The official police photograph of Dustin Diamond taken after he was arrested in Wisconsin
peopleDownfall of the TV star charged with bar stabbing
PROMOTED VIDEO
Have you tried new the Independent Digital Edition apps?
ebooks
ebooksA year of political gossip, levity and intrigue from the sharpest pen in Westminster
Latest stories from i100
Have you tried new the Independent Digital Edition apps?
Independent Dating
and  

By clicking 'Search' you
are agreeing to our
Terms of Use.

iJobs Job Widget
iJobs General

Recruitment Genius: Business Manager

£32000 - £40000 per annum: Recruitment Genius: A Business Manager is required ...

Recruitment Genius: Operations Manager

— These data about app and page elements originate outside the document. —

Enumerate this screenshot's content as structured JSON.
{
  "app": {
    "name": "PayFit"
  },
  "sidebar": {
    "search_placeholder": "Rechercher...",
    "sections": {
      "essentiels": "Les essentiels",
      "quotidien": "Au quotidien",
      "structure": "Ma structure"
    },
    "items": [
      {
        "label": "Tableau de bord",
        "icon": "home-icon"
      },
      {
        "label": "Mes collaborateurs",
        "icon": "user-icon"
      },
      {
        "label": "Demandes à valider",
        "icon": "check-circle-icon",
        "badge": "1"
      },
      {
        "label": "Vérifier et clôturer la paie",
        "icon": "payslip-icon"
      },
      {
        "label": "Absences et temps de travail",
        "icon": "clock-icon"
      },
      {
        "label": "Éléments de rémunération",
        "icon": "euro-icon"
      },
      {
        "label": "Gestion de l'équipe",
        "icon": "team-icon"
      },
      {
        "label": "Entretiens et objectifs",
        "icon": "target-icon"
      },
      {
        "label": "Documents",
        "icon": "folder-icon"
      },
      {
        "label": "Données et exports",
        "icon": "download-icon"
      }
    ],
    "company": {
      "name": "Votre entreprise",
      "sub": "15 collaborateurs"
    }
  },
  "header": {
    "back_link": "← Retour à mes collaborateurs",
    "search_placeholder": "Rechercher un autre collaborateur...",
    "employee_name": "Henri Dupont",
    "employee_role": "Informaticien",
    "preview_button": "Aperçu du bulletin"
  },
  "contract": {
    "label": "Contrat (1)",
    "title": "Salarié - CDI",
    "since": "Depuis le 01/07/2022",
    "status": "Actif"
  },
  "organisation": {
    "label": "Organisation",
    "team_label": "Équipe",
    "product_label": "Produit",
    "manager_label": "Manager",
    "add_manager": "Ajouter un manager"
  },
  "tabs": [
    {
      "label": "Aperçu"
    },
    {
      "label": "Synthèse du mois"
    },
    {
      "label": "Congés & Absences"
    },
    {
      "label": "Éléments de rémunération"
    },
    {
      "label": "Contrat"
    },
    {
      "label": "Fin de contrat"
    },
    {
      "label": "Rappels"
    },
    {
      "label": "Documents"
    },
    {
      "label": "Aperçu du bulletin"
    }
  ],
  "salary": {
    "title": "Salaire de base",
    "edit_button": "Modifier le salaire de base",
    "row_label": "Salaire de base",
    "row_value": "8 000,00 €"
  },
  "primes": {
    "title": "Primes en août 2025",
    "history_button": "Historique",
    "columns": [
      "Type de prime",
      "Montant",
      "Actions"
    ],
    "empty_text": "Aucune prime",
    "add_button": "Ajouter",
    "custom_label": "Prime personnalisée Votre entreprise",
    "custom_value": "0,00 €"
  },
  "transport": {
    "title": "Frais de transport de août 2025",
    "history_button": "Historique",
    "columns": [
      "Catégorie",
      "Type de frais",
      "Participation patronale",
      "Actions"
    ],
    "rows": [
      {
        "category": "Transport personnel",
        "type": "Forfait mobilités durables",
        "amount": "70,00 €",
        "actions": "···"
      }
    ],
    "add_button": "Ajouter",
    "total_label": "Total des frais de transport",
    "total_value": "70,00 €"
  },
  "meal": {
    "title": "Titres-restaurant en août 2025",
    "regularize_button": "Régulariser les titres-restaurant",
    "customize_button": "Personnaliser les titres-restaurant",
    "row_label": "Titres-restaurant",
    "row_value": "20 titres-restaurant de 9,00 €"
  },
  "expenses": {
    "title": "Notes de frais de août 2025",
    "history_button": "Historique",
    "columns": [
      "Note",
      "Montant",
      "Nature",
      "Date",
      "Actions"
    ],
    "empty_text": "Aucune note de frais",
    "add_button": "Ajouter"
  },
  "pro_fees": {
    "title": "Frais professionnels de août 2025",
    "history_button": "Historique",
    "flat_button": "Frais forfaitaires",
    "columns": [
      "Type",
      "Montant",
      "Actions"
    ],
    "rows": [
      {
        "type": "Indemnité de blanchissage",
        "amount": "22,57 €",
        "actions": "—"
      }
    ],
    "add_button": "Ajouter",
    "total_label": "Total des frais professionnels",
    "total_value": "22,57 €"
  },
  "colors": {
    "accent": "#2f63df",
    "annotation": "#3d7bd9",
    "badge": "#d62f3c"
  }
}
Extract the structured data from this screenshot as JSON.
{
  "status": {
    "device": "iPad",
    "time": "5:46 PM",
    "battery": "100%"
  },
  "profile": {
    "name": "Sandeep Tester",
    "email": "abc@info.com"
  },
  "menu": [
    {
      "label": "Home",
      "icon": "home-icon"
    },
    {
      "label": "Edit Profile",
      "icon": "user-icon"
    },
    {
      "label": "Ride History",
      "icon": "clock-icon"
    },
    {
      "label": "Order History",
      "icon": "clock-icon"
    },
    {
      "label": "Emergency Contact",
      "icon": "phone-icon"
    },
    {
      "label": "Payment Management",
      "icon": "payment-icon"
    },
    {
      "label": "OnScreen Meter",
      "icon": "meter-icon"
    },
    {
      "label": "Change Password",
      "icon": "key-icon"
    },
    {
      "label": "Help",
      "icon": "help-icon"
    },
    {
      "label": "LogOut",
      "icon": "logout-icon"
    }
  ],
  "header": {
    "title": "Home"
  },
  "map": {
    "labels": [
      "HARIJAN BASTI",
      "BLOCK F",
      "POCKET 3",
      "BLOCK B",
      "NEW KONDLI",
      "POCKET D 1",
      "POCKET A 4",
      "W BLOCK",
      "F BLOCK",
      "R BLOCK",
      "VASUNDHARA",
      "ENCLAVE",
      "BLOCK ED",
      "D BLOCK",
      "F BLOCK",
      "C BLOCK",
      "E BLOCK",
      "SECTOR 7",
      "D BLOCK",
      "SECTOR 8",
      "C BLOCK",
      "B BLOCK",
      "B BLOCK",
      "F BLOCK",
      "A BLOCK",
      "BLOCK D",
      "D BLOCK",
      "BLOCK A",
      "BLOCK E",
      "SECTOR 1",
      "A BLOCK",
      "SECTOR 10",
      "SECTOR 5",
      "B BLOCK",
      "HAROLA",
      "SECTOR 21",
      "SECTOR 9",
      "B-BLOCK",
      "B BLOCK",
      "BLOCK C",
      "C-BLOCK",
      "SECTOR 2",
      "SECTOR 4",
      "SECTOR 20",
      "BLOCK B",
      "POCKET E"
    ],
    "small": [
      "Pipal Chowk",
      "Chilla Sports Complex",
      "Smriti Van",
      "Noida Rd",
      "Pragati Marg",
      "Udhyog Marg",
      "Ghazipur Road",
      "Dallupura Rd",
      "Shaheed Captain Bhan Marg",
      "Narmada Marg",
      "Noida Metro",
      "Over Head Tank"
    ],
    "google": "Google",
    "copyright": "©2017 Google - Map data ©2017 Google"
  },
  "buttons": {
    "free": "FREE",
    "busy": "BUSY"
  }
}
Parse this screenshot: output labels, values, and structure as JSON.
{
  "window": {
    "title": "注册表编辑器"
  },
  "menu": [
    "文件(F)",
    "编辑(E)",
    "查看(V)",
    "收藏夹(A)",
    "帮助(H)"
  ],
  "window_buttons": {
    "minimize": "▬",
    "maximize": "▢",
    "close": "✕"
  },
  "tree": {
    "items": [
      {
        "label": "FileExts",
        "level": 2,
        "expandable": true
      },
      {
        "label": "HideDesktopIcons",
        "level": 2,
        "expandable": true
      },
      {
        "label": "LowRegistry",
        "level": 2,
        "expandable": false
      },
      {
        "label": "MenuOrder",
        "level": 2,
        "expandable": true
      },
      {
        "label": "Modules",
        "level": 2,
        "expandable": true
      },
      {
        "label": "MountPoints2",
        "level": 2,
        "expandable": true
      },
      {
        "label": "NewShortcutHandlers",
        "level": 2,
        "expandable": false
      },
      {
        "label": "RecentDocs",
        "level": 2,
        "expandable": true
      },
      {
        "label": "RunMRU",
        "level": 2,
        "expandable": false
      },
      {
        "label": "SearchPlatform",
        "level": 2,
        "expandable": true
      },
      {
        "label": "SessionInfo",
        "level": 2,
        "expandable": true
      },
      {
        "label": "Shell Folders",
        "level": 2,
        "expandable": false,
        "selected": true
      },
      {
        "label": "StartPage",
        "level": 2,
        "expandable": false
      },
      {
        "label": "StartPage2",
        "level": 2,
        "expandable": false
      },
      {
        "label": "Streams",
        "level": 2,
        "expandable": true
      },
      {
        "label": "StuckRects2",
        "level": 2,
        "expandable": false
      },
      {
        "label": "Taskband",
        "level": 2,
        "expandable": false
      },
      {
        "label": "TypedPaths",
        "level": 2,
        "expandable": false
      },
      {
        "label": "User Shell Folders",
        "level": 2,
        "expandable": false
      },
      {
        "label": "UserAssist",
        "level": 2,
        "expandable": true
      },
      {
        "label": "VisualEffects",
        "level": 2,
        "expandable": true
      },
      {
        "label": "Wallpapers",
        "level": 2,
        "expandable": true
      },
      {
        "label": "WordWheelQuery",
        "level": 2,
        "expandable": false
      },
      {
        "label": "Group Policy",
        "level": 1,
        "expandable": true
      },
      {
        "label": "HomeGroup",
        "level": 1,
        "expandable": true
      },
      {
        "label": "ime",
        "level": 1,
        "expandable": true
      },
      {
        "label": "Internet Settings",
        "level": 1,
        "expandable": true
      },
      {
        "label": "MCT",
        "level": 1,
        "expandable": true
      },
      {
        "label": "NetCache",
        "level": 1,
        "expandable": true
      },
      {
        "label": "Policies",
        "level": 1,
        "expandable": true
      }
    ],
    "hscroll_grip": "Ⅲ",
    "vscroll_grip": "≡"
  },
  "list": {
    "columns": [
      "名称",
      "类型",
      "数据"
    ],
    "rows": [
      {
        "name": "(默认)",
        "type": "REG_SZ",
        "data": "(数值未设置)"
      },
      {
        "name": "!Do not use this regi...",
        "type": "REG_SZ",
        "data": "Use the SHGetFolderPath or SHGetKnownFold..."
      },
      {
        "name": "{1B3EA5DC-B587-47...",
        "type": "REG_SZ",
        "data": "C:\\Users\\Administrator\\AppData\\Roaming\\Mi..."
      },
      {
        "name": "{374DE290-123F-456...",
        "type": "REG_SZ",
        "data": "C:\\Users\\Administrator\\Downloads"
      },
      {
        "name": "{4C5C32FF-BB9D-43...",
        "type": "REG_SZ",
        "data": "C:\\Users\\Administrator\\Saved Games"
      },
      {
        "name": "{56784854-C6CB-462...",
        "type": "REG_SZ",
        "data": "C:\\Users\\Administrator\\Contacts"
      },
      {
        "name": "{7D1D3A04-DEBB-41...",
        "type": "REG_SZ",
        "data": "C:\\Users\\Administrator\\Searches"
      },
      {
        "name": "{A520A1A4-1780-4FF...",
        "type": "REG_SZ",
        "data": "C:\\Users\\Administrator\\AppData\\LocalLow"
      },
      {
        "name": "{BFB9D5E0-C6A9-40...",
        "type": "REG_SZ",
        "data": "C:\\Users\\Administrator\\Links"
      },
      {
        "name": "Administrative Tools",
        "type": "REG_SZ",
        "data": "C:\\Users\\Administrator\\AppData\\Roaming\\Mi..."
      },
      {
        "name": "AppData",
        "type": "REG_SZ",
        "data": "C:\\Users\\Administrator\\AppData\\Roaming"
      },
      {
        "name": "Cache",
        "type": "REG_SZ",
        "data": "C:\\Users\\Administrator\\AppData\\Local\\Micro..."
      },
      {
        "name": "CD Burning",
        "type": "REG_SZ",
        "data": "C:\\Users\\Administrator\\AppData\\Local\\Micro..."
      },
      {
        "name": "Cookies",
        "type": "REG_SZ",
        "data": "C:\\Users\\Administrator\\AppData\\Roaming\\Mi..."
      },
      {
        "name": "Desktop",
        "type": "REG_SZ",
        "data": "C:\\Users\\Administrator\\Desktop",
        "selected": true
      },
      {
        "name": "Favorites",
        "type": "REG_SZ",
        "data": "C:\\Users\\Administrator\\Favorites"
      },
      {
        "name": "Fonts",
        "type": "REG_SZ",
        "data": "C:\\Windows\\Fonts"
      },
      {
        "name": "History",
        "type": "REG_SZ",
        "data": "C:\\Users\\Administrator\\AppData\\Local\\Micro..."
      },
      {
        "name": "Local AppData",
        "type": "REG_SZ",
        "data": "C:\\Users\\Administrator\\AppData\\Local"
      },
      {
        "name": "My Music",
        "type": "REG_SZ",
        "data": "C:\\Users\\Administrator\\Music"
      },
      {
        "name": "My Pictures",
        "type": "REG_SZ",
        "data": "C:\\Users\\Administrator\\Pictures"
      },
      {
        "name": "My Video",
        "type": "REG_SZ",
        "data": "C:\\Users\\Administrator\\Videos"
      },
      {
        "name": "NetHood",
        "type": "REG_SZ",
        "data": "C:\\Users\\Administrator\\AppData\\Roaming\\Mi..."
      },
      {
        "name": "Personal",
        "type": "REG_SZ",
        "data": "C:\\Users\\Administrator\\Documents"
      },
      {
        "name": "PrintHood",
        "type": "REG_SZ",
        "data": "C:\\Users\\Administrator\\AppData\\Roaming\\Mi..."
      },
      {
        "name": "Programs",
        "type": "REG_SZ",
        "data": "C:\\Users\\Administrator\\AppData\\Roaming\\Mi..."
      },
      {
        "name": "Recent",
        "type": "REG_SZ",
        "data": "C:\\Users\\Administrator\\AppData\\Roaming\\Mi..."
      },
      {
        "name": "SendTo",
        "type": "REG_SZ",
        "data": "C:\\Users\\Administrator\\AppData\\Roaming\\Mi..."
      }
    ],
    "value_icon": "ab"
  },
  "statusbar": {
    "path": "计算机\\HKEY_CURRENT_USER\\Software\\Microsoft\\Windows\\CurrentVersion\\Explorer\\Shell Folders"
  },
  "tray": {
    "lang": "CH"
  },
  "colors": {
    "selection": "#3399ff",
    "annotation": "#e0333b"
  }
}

£45000 - £55000 per annum: Recruitment Genius: This is an exciting opportunity...

Recruitment Genius: Panel & Cabinet Wireman

£20000 per annum: Recruitment Genius: Panel Wireman required for small electro...

Recruitment Genius: Electronics Test Engineer

£25000 - £27000 per annum: Recruitment Genius: An SME based in East Cheshire, ...

Day In a Page

A timely reminder of the bloody anniversary we all forgot

A timely reminder of the bloody anniversary we all forgot

Who remembers that this week we enter the 150th anniversary year of the end of the American Civil War, asks Robert Fisk
Downfall of Dustin 'Screech' Diamond, the 'Saved By The Bell' star charged with bar stabbing

Scarred by the bell

The downfall of the TV star charged with bar stabbing
Why 2014 was a year of technological let-downs

Why 2014 was a year of technological let-downs

Security breaches and overhyped start-ups dominated a year in which very little changed (save the size of your phone)
Cuba's golf revolution: But will the revolutionary nation take 'bourgeois' game to its heart?

Will revolutionary Cuba take 'bourgeois' golf to its heart?

Fidel Castro ridiculed the game – but now investment in leisure resort projects is welcome
The Locked Room Mysteries: As a new collection of the genre’s best is published, its editor Otto Penzler explains the rules of engagement

The Locked Room Mysteries

As a new collection of the genre’s best is published, its editor explains the rules of engagement
Amy Adams on playing painter Margaret Keane in Tim Burton's Big Eyes

How I made myself Keane

Amy Adams hadn’t wanted to take the role of artist Margaret Keane, because she’d had enough of playing victims. But then she had a daughter, and saw the painter in a new light
Ed Richards: Parting view of Ofcom chief. . . we hate jokes on the disabled

Parting view of Ofcom chief... we hate jokes on the disabled

Bad language once got TV viewers irate, inciting calls to broadcasting switchboards. But now there is a worse offender, says retiring head of the media watchdog, Ed Richards
A look back at fashion in 2014: Wear in review

Wear in review

A look back at fashion in 2014
Ian Herbert: My 10 hopes for sport in 2015. Might just one of them happen?

Ian Herbert: My 10 hopes for sport in 2015

Might just one of them happen?
War with Isis: The West needs more than a White Knight

The West needs more than a White Knight

Despite billions spent on weapons, the US has not been able to counter Isis's gruesome tactics, says Patrick Cockburn
Return to Helmand: Private Davey Graham recalls the day he was shot by the Taliban

'The day I was shot by the Taliban'

Private Davey Graham was shot five times during an ambush in 2007 - it was the first, controversial photograph to show the dangers our soldiers faced in Helmand province
Revealed: the best and worst airlines for delays

Revealed: the best and worst airlines for delays

Many flyers are failing to claim compensation to which they are entitled, a new survey has found
The stories that defined 2014: From the Scottish independence referendum to the Ice Bucket Challenge, our writers voice their opinions

The stories that defined 2014

From the Scottish independence referendum to the Ice Bucket Challenge, our writers voice their opinions
Stoke-on-Trent becomes first British city to be classified as 'disaster resilient' by the United Nations

Disaster looming? Now you know where to head...

Which British city has become the first to be awarded special 'resilience' status by the UN?
Finally, a diet that works: Californian pastor's wildly popular Daniel Plan has seen his congregation greatly reduced

Finally, a diet that works

Californian pastor's wildly popular Daniel Plan has seen his congregation greatly reduced